### About this task:
The answer is the set of lines that include "Problems", copied from the data below.

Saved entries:
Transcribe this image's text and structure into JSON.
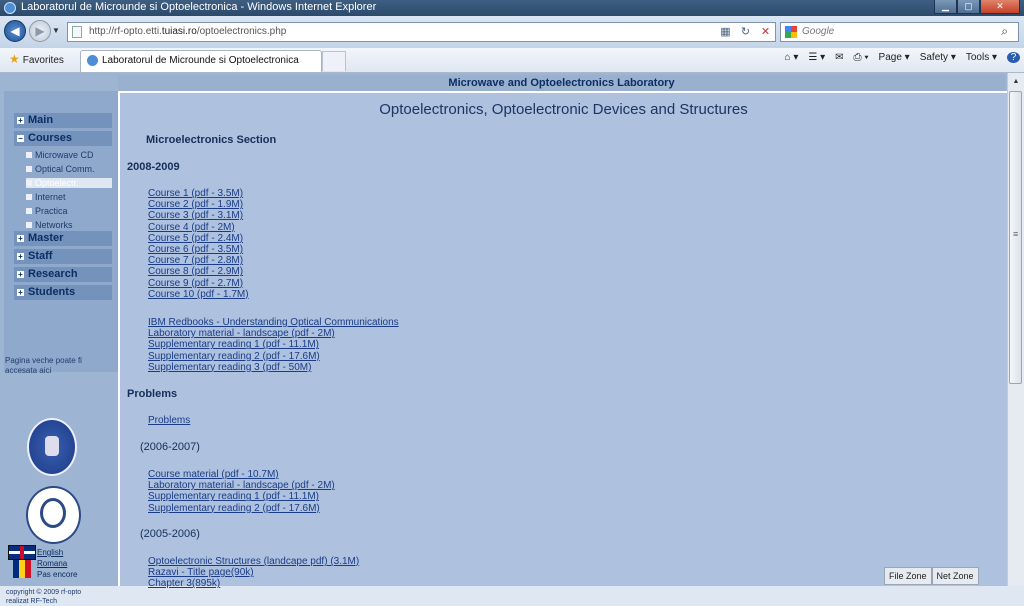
{
  "window": {
    "title": "Laboratorul de Microunde si Optoelectronica - Windows Internet Explorer"
  },
  "address_bar": {
    "url_prefix": "http://rf-opto.etti.",
    "url_domain": "tuiasi.ro",
    "url_path": "/optoelectronics.php",
    "search_placeholder": "Google"
  },
  "command_bar": {
    "favorites_label": "Favorites",
    "tab_label": "Laboratorul de Microunde si Optoelectronica",
    "page_label": "Page ▾",
    "safety_label": "Safety ▾",
    "tools_label": "Tools ▾",
    "help_label": "?"
  },
  "banner": "Microwave and Optoelectronics Laboratory",
  "sidebar": {
    "menu": [
      {
        "label": "Main"
      },
      {
        "label": "Courses"
      },
      {
        "label": "Master"
      },
      {
        "label": "Staff"
      },
      {
        "label": "Research"
      },
      {
        "label": "Students"
      }
    ],
    "courses_sub": [
      {
        "label": "Microwave CD"
      },
      {
        "label": "Optical Comm."
      },
      {
        "label": "Optoelectr."
      },
      {
        "label": "Internet"
      },
      {
        "label": "Practica"
      },
      {
        "label": "Networks"
      }
    ],
    "old_page_text": "Pagina veche poate fi accesata",
    "old_page_link": "aici",
    "languages": [
      {
        "label": "English"
      },
      {
        "label": "Romana"
      },
      {
        "label": "Pas encore"
      }
    ],
    "copyright_line1": "copyright © 2009 rf-opto",
    "copyright_line2": "realizat RF-Tech"
  },
  "content": {
    "title": "Optoelectronics, Optoelectronic Devices and Structures",
    "section": "Microelectronics Section",
    "year1": "2008-2009",
    "courses": [
      "Course 1 (pdf - 3.5M)",
      "Course 2 (pdf - 1.9M)",
      "Course 3 (pdf - 3.1M)",
      "Course 4 (pdf - 2M)",
      "Course 5 (pdf - 2.4M)",
      "Course 6 (pdf - 3.5M)",
      "Course 7 (pdf - 2.8M)",
      "Course 8 (pdf - 2.9M)",
      "Course 9 (pdf - 2.7M)",
      "Course 10 (pdf - 1.7M)"
    ],
    "extras": [
      "IBM Redbooks - Understanding Optical Communications",
      "Laboratory material - landscape (pdf - 2M)",
      "Supplementary reading 1 (pdf - 11.1M)",
      "Supplementary reading 2 (pdf - 17.6M)",
      "Supplementary reading 3 (pdf - 50M)"
    ],
    "problems_heading": "Problems",
    "problems_link": "Problems",
    "year2": "(2006-2007)",
    "year2_links": [
      "Course material (pdf - 10.7M)",
      "Laboratory material - landscape (pdf - 2M)",
      "Supplementary reading 1 (pdf - 11.1M)",
      "Supplementary reading 2 (pdf - 17.6M)"
    ],
    "year3": "(2005-2006)",
    "year3_links": [
      "Optoelectronic Structures (landcape pdf) (3.1M)",
      "Razavi - Title page(90k)",
      "Chapter 3(895k)"
    ]
  },
  "zones": [
    "File Zone",
    "Net Zone"
  ]
}
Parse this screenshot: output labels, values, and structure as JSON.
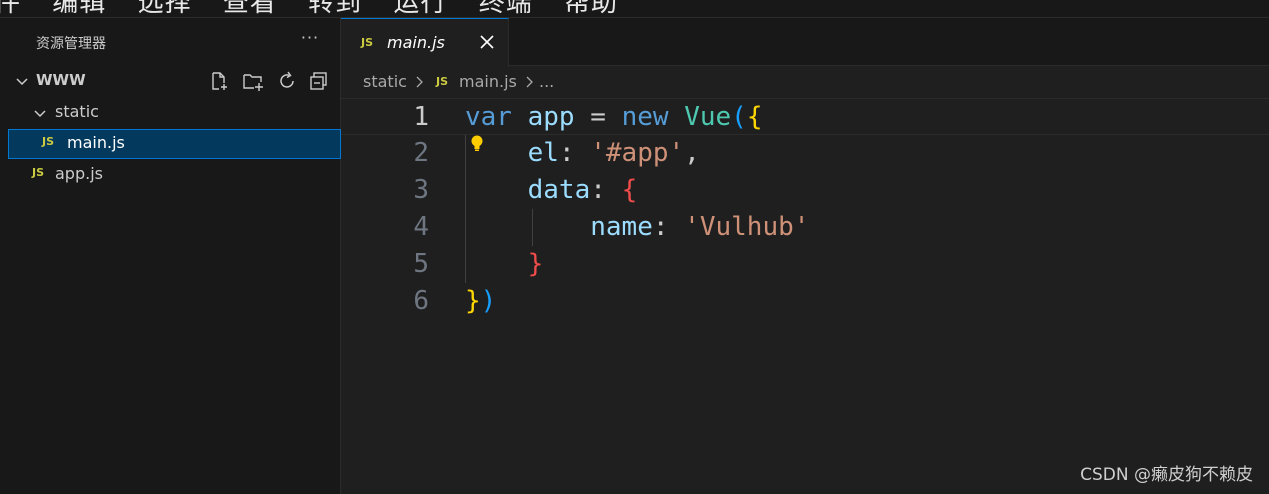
{
  "menubar": {
    "items": [
      "件",
      "编辑",
      "选择",
      "查看",
      "转到",
      "运行",
      "终端",
      "帮助"
    ]
  },
  "sidebar": {
    "title": "资源管理器",
    "more_label": "···",
    "root_folder": "WWW",
    "tree": [
      {
        "label": "static",
        "type": "folder",
        "expanded": true
      },
      {
        "label": "main.js",
        "type": "file",
        "lang_badge": "JS",
        "selected": true
      },
      {
        "label": "app.js",
        "type": "file",
        "lang_badge": "JS",
        "selected": false
      }
    ],
    "actions": [
      "new-file-icon",
      "new-folder-icon",
      "refresh-icon",
      "collapse-all-icon"
    ]
  },
  "editor": {
    "tab": {
      "label": "main.js",
      "badge": "JS"
    },
    "breadcrumb": {
      "folder": "static",
      "badge": "JS",
      "file": "main.js",
      "ellipsis": "..."
    },
    "lines": [
      {
        "num": "1",
        "tokens": [
          [
            "var",
            "kw"
          ],
          [
            " ",
            "p"
          ],
          [
            "app",
            "var"
          ],
          [
            " = ",
            "p"
          ],
          [
            "new",
            "kw"
          ],
          [
            " ",
            "p"
          ],
          [
            "Vue",
            "cls"
          ],
          [
            "(",
            "b2"
          ],
          [
            "{",
            "b1"
          ]
        ]
      },
      {
        "num": "2",
        "tokens": [
          [
            "    ",
            "p"
          ],
          [
            "el",
            "var"
          ],
          [
            ": ",
            "p"
          ],
          [
            "'#app'",
            "str"
          ],
          [
            ",",
            "p"
          ]
        ]
      },
      {
        "num": "3",
        "tokens": [
          [
            "    ",
            "p"
          ],
          [
            "data",
            "var"
          ],
          [
            ": ",
            "p"
          ],
          [
            "{",
            "b3"
          ]
        ]
      },
      {
        "num": "4",
        "tokens": [
          [
            "        ",
            "p"
          ],
          [
            "name",
            "var"
          ],
          [
            ": ",
            "p"
          ],
          [
            "'Vulhub'",
            "str"
          ]
        ]
      },
      {
        "num": "5",
        "tokens": [
          [
            "    ",
            "p"
          ],
          [
            "}",
            "b3"
          ]
        ]
      },
      {
        "num": "6",
        "tokens": [
          [
            "}",
            "b1"
          ],
          [
            ")",
            "b2"
          ]
        ]
      }
    ]
  },
  "colors": {
    "kw": "#569cd6",
    "var": "#9cdcfe",
    "cls": "#4ec9b0",
    "str": "#ce9178",
    "p": "#cccccc",
    "b1": "#ffd700",
    "b2": "#179fff",
    "b3": "#f14c4c",
    "accent": "#0078d4",
    "js_badge": "#cbcb41"
  },
  "watermark": "CSDN @癞皮狗不赖皮"
}
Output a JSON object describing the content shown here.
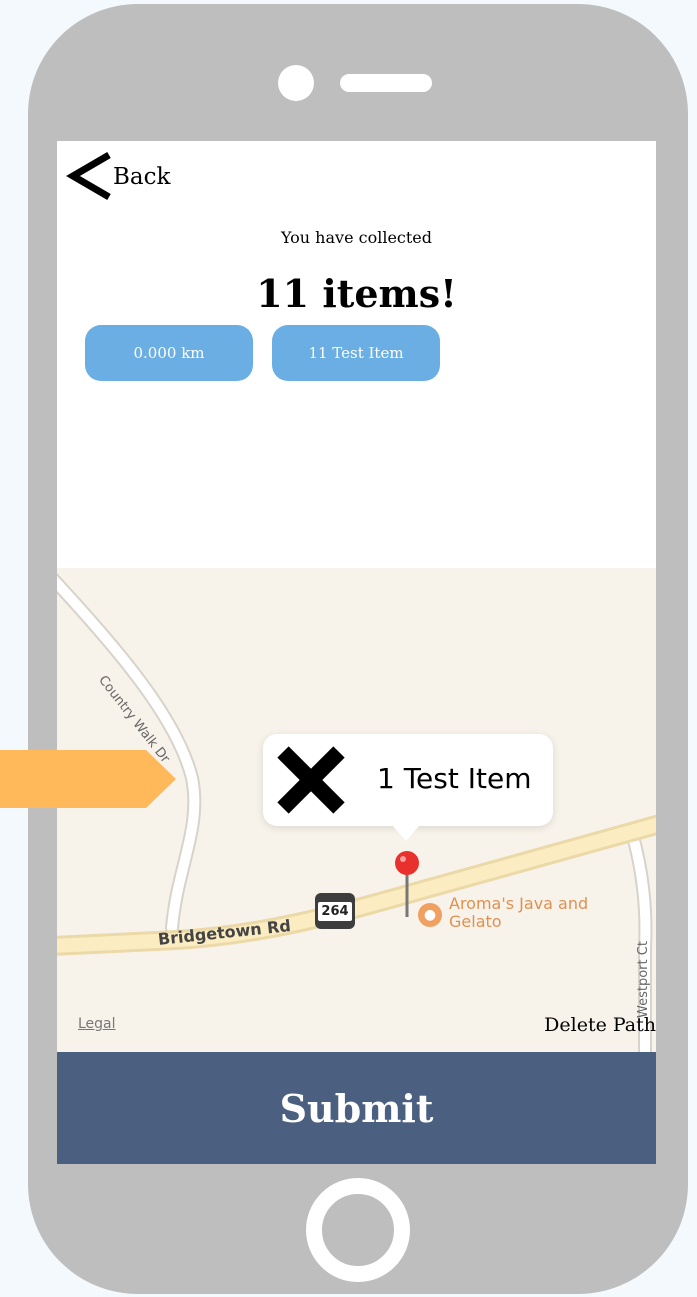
{
  "header": {
    "back_label": "Back"
  },
  "summary": {
    "collected_text": "You have collected",
    "items_title": "11 items!",
    "distance_label": "0.000 km",
    "items_label": "11 Test Item"
  },
  "map": {
    "street_country_walk": "Country Walk Dr",
    "street_bridgetown": "Bridgetown Rd",
    "street_westport": "Westport Ct",
    "route_number": "264",
    "poi_name": "Aroma's Java and Gelato",
    "callout_title": "1 Test Item",
    "legal_label": "Legal",
    "delete_path_label": "Delete Path"
  },
  "footer": {
    "submit_label": "Submit"
  },
  "colors": {
    "pill_blue": "#6aaee3",
    "submit_navy": "#4b5f80",
    "arrow_orange": "#ffb95a",
    "pin_red": "#e8302c",
    "phone_gray": "#bebebe"
  }
}
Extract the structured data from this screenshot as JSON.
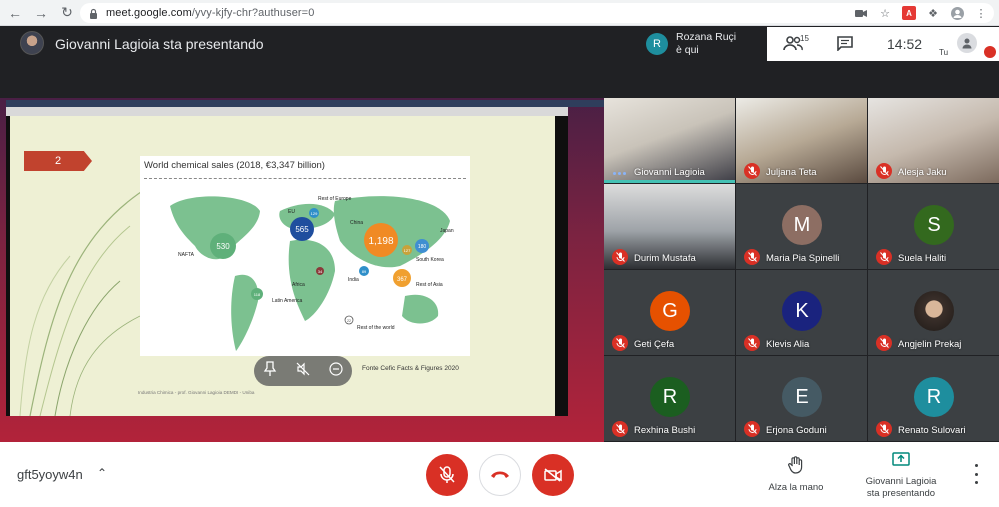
{
  "browser": {
    "url_host": "meet.google.com",
    "url_path": "/yvy-kjfy-chr?authuser=0"
  },
  "header": {
    "presenting_title": "Giovanni Lagioia sta presentando",
    "notification": {
      "initial": "R",
      "line1": "Rozana Ruçi",
      "line2": "è qui"
    },
    "people_count": "15",
    "time": "14:52",
    "self_label": "Tu"
  },
  "slide": {
    "number": "2",
    "chart_title": "World chemical sales (2018, €3,347 billion)",
    "regions": [
      {
        "label": "NAFTA",
        "value": "530"
      },
      {
        "label": "EU",
        "value": "565"
      },
      {
        "label": "Rest of Europe",
        "value": "129"
      },
      {
        "label": "China",
        "value": "1,198"
      },
      {
        "label": "Japan",
        "value": ""
      },
      {
        "label": "South Korea",
        "value": "180"
      },
      {
        "label": "",
        "value": "127"
      },
      {
        "label": "Rest of Asia",
        "value": "367"
      },
      {
        "label": "India",
        "value": "89"
      },
      {
        "label": "Africa",
        "value": "34"
      },
      {
        "label": "Latin America",
        "value": "118"
      },
      {
        "label": "Rest of the world",
        "value": "22"
      }
    ],
    "source": "Fonte Cefic Facts & Figures 2020",
    "footer": "Industria Chimica - prof. Giovanni Lagioia DEMDI - Uniba"
  },
  "participants": [
    {
      "name": "Giovanni Lagioia",
      "type": "video",
      "muted": false,
      "speaking": true
    },
    {
      "name": "Juljana Teta",
      "type": "video",
      "muted": true
    },
    {
      "name": "Alesja Jaku",
      "type": "video",
      "muted": true
    },
    {
      "name": "Durim Mustafa",
      "type": "video",
      "muted": true
    },
    {
      "name": "Maria Pia Spinelli",
      "type": "avatar",
      "initial": "M",
      "color": "#8d6e63",
      "muted": true
    },
    {
      "name": "Suela Haliti",
      "type": "avatar",
      "initial": "S",
      "color": "#33691e",
      "muted": true
    },
    {
      "name": "Geti Çefa",
      "type": "avatar",
      "initial": "G",
      "color": "#e65100",
      "muted": true
    },
    {
      "name": "Klevis Alia",
      "type": "avatar",
      "initial": "K",
      "color": "#1a237e",
      "muted": true
    },
    {
      "name": "Angjelin Prekaj",
      "type": "photo",
      "muted": true
    },
    {
      "name": "Rexhina Bushi",
      "type": "avatar",
      "initial": "R",
      "color": "#1b5e20",
      "muted": true
    },
    {
      "name": "Erjona Goduni",
      "type": "avatar",
      "initial": "E",
      "color": "#455a64",
      "muted": true
    },
    {
      "name": "Renato Sulovari",
      "type": "avatar",
      "initial": "R",
      "color": "#1e8e9e",
      "muted": true
    }
  ],
  "bottombar": {
    "meeting_code": "gft5yoyw4n",
    "raise_hand_label": "Alza la mano",
    "presenting_label_line1": "Giovanni Lagioia",
    "presenting_label_line2": "sta presentando"
  },
  "colors": {
    "danger": "#d93025",
    "accent_teal": "#44c1b4",
    "dark_bg": "#202124"
  }
}
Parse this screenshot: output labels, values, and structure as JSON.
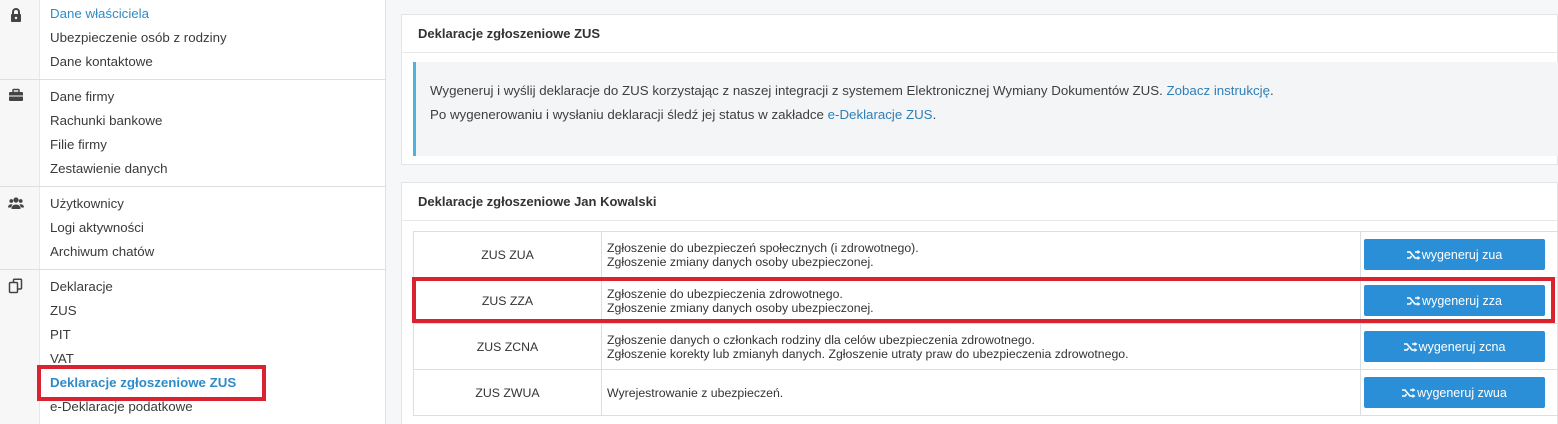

### Answer to this problem:
    "problems_heading": "Problems",
    "problems_link": "Problems",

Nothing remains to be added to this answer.